  • Chicago this week unveiled a new waste strategy that aims to bolster recycling programs, including for organics and textiles, and sets the city up to explore the potential for commercial waste zones and the impact of EPR legislation. (Waste Dive)

  • Baltimore this week initiated food scrap collection at five sites as part of a months-long pilot program. Meanwhile, food scrap collection options in Madison, Wisconsin, are being eliminated; the city is closing three dropoff sites because the digester that was accepting that material is now focusing on cow manure.

  • Two recycling dropoff sites are also shutting down in Columbia, Missouri, due to improper disposal of materials. (KOMU)

  • Texarkana, Texas, is seeing a high rate of contamination two weeks into resuming residential curbside recycling, according to Waste Management, after having halted the service in 2020. (Texarkana Gazette)

  • Republic Services, which has serviced Flint, Michigan, for eight years, did not submit a bid for the city’s upcoming waste hauling contract. Republic is currently finishing out a 90-day contact extension there, after the existing contract expired. City officials previously criticized the quality of Republic’s service, noting delayed pickups, which the company attributed to challenges from a labor shortage. (ABC12)

  • Boston schools are poised to play a potentially important role in the city’s efforts to boost textiles recycling. (Boston.com)

  • New York City’s Department of Sanitation is sending eight collection trucks to assist neighboring Mt. Vernon, after the smaller city declared “a public health and safety crisis” due to significant maintenance issues with its own fleet. (PIX11)

  • Fort Myers, Florida, is landfilling recyclables in some areas, prompting outcry from some residents.
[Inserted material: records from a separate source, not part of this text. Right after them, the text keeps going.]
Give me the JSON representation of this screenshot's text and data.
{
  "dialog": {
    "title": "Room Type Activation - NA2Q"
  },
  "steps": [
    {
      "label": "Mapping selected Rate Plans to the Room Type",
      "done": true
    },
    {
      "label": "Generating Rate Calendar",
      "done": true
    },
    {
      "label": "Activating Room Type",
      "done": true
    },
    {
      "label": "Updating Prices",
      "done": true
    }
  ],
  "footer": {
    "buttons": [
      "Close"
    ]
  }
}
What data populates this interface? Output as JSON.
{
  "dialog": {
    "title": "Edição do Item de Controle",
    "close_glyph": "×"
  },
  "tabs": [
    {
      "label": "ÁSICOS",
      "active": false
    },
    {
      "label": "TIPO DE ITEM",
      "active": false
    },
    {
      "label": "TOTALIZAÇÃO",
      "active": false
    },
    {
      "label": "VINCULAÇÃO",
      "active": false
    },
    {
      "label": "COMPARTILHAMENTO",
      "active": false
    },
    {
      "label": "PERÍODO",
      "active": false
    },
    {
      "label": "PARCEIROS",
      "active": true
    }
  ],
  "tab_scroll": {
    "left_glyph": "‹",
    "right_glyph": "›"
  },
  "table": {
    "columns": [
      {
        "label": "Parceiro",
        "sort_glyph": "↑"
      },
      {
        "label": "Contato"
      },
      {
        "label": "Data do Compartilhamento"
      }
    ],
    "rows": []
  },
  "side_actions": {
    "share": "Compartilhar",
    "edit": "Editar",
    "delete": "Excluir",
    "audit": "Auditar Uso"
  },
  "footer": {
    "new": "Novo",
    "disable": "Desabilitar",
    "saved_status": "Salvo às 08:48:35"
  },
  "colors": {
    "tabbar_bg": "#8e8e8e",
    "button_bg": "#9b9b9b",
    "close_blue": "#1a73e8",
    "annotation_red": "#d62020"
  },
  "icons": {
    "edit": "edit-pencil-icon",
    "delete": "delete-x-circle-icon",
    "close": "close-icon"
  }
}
City officials say that practice occurs in neighborhoods undergoing construction, with the city only sending a garbage truck due to potential safety concerns. (WINK News)

  • In one part of Hawaii, certain beach day staples – polystyrene foam coolers and ice chests and disposable bodyboards – may soon no longer be allowed. Maui County leaders are looking to add those items to a list of plastic and foam items banned because their materials may be harmful to the environment. (The Maui News)